The different toxin types have the same basic structure and mechanism of action, but are serologically distinct. Botulinum toxin is a neurotoxin, which is similar to tetanospasmin in structure and mode of action, but they act on different parts of the nervous system. Botulinum toxin is (like tetanospasmin) composed of two protein subunits and one is a protease that destroys the fusion protein to which vesicles containing acetylcholine should bind. Thereby inhibiting the signal transduction between the efferent (= motoric) nerve and muscle cells by preventing vesicles from anchoring to the membrane to release acetylcholine. This results in a flaccid paralysis. C.f. Clostridium tetani.
|16S rRNA Seq.:|
||About 180 differens species have been descibed within genus Clostridium.

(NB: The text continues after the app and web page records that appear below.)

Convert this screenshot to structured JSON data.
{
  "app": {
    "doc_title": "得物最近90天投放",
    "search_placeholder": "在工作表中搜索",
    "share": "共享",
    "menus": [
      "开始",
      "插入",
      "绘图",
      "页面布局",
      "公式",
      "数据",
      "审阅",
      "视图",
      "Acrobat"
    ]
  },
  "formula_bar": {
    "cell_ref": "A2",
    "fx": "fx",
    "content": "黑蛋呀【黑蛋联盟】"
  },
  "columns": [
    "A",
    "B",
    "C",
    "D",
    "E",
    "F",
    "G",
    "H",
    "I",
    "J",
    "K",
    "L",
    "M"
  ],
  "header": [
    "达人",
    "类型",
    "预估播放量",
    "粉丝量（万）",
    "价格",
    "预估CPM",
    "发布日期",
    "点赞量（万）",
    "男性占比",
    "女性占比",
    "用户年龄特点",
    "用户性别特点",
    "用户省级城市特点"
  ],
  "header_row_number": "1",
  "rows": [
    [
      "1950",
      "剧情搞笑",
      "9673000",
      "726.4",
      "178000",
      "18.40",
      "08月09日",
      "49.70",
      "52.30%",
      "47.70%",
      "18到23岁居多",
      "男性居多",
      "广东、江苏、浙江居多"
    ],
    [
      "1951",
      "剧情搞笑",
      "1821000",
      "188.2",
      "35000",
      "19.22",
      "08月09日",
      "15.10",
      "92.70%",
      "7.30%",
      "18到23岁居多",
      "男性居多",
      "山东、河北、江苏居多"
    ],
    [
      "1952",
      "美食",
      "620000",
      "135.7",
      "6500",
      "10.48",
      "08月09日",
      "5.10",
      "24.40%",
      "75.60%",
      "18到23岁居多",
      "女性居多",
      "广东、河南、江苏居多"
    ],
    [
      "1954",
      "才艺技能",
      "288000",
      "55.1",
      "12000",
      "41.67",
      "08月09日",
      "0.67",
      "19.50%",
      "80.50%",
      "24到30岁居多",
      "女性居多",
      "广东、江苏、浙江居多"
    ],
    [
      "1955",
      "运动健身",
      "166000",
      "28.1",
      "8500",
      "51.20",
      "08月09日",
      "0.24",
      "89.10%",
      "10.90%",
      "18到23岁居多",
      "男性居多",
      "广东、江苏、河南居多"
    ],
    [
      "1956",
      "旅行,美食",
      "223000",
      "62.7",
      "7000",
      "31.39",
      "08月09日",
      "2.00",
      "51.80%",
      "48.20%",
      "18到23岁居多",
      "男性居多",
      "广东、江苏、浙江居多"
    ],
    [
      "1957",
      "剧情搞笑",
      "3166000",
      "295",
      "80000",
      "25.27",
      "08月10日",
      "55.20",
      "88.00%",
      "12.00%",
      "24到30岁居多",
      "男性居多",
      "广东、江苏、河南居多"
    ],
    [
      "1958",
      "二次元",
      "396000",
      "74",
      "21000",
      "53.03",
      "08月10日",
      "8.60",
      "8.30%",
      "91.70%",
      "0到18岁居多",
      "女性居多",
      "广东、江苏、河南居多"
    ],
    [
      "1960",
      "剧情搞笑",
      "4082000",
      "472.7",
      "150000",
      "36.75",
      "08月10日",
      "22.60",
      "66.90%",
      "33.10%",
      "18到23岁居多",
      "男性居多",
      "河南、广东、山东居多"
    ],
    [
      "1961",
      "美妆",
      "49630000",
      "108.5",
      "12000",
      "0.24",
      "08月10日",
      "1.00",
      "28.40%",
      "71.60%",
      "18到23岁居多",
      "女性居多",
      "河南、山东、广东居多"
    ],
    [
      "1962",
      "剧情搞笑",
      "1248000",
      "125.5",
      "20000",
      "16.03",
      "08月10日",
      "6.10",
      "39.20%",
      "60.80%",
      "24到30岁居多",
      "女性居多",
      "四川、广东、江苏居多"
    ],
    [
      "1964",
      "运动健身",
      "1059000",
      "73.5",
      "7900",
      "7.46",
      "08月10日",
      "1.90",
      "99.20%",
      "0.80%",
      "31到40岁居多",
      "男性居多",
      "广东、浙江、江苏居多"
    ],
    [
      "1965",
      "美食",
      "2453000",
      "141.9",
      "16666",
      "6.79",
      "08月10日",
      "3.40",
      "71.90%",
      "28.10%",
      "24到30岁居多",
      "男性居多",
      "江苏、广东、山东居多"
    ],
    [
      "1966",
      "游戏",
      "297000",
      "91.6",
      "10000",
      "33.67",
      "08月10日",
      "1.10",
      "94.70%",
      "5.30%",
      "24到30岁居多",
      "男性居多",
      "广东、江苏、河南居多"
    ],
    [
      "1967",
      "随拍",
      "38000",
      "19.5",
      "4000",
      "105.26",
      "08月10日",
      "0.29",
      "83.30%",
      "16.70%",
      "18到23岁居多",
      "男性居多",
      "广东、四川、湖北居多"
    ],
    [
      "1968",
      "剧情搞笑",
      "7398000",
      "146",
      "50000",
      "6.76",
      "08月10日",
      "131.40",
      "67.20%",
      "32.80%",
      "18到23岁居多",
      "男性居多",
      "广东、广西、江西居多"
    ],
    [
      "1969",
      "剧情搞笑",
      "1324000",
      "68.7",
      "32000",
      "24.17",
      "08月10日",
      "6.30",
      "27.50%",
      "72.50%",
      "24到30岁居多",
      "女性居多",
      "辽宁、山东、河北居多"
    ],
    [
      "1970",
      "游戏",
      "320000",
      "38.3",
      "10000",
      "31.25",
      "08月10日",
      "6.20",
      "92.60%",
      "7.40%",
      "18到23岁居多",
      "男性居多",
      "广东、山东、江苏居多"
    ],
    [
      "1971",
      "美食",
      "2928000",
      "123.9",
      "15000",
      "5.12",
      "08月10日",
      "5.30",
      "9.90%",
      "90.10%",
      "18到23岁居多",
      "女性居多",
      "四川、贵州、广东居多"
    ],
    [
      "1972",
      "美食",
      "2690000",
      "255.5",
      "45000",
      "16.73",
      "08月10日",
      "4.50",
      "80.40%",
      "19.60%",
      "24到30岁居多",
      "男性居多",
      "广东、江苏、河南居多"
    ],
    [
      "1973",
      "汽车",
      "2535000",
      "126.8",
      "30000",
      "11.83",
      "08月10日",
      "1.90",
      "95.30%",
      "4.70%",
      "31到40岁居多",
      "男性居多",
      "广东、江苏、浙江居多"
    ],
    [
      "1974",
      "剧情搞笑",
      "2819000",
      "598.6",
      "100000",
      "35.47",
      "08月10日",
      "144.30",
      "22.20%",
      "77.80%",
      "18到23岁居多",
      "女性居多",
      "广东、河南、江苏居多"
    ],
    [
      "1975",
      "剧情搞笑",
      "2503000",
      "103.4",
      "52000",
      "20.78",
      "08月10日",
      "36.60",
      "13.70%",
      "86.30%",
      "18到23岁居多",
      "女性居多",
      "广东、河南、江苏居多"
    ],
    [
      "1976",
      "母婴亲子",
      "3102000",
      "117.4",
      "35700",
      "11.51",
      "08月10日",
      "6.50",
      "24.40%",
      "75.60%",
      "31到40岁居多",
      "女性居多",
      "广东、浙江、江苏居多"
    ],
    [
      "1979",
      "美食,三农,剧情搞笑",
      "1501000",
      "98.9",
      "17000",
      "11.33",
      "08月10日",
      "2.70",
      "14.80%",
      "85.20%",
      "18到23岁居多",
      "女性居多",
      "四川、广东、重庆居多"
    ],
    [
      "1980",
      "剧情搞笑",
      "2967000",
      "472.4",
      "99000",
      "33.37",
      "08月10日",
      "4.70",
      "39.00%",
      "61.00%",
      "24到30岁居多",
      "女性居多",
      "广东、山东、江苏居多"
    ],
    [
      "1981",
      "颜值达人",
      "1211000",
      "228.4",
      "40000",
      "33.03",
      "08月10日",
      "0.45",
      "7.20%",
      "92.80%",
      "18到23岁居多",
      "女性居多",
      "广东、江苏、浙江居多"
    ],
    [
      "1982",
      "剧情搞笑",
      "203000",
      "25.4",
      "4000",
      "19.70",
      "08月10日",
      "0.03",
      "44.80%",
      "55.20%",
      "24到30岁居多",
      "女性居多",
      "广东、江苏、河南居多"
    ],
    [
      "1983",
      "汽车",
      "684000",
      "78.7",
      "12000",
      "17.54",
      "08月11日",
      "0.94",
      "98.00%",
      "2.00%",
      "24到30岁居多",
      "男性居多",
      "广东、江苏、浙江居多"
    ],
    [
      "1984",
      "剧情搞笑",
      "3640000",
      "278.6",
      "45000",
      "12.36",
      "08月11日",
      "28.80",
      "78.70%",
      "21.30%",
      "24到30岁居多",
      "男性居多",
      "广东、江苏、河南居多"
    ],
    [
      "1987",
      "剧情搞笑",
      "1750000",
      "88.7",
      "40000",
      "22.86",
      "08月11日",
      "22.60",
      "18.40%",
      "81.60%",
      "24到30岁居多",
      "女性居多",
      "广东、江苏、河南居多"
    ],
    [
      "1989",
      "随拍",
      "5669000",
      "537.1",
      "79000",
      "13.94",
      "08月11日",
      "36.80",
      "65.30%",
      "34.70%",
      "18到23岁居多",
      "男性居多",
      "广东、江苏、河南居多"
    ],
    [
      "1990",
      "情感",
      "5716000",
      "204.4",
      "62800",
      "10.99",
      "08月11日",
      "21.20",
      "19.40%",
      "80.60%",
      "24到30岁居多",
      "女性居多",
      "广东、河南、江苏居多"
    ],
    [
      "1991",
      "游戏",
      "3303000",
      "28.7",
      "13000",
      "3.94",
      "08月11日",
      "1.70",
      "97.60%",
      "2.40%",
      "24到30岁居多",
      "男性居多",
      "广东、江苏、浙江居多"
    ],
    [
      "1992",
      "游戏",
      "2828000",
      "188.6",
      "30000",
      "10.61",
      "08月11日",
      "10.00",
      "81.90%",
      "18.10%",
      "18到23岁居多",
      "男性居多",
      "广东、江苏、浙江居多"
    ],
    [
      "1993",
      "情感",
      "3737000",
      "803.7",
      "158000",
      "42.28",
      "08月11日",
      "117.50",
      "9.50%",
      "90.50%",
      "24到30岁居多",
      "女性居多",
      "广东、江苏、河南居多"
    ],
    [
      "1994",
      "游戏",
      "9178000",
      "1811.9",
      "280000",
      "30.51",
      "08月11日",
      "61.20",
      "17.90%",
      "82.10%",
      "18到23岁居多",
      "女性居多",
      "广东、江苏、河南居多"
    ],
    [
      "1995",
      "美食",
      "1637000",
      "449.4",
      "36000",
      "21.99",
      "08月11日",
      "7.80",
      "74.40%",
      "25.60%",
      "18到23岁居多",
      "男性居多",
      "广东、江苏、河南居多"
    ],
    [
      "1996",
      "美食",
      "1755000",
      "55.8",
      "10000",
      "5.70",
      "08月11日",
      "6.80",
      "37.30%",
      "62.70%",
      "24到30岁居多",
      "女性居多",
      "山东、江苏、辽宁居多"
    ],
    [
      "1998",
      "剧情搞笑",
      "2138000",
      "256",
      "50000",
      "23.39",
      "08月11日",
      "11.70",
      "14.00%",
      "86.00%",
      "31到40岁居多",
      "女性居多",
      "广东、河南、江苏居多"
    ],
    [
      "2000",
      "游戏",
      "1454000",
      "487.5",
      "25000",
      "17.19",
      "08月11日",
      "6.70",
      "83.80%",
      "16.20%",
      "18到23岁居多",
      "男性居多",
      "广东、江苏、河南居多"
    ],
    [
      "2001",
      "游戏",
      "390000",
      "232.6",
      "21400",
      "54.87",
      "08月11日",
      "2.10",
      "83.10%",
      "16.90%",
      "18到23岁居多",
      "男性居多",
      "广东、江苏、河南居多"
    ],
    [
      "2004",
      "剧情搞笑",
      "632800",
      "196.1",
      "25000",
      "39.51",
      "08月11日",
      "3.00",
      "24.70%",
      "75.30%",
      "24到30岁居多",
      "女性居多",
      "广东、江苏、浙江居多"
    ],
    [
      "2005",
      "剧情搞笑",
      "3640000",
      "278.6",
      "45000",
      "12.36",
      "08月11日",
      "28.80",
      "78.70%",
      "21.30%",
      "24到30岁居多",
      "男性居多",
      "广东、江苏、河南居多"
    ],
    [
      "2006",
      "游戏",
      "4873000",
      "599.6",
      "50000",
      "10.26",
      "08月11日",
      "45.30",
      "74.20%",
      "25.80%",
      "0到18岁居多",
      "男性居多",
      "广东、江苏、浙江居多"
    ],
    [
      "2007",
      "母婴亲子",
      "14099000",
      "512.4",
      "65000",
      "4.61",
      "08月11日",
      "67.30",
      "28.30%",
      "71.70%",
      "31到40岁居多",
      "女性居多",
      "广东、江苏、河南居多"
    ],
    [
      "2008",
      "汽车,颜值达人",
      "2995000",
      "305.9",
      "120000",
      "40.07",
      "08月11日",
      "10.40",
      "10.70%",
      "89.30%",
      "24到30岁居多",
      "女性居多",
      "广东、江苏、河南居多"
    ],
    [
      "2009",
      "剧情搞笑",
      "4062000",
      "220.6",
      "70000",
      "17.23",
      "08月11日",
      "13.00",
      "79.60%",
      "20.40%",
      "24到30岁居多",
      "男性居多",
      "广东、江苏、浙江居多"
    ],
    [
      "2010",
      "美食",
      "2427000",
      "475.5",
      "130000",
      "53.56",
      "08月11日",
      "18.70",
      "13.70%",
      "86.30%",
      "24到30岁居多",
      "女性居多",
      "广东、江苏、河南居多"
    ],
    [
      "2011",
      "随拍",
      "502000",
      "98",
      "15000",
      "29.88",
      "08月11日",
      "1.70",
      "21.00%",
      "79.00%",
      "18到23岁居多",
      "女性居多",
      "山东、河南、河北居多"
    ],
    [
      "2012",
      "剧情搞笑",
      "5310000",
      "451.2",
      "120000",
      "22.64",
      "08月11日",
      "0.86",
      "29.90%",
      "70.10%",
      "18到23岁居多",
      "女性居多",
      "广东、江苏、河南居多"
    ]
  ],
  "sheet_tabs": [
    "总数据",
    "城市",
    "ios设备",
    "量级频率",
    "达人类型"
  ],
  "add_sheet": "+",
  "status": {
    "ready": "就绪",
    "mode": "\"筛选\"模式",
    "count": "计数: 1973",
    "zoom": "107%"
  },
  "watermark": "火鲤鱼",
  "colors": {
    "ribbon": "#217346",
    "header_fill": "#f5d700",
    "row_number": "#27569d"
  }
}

C. botulinum can be classified into four different phenotypic groups: I-IV. C. botulinum-strains within group III are most closely related to Clostridium novyi and Clostridium haemolyticum and not to any strain within the other three phenotypic groups of C. botulinum.|
|Legislation:||In Sweden, botulism in animals and humans is notifiable to the Swedish Board of Agriculture and the Public Health Agency of Sweden, respectively. Clostridium botulinum belongs to category A as a potential bioterrorism agent according to NIAID.|
|Comment:||Clostridium botulinum actually represents four different species (phenotypic groups), all of which have at least one of the botulinum toxin genes. In the case of C. botulinum, you can really say that taxonomy is not consistent with phylogeny. The type strain is of toxin type A.|
|Reference(s):||No. 4, 33, 123|
|Link:||Botulinum + Tetanus Toxin Mechanism|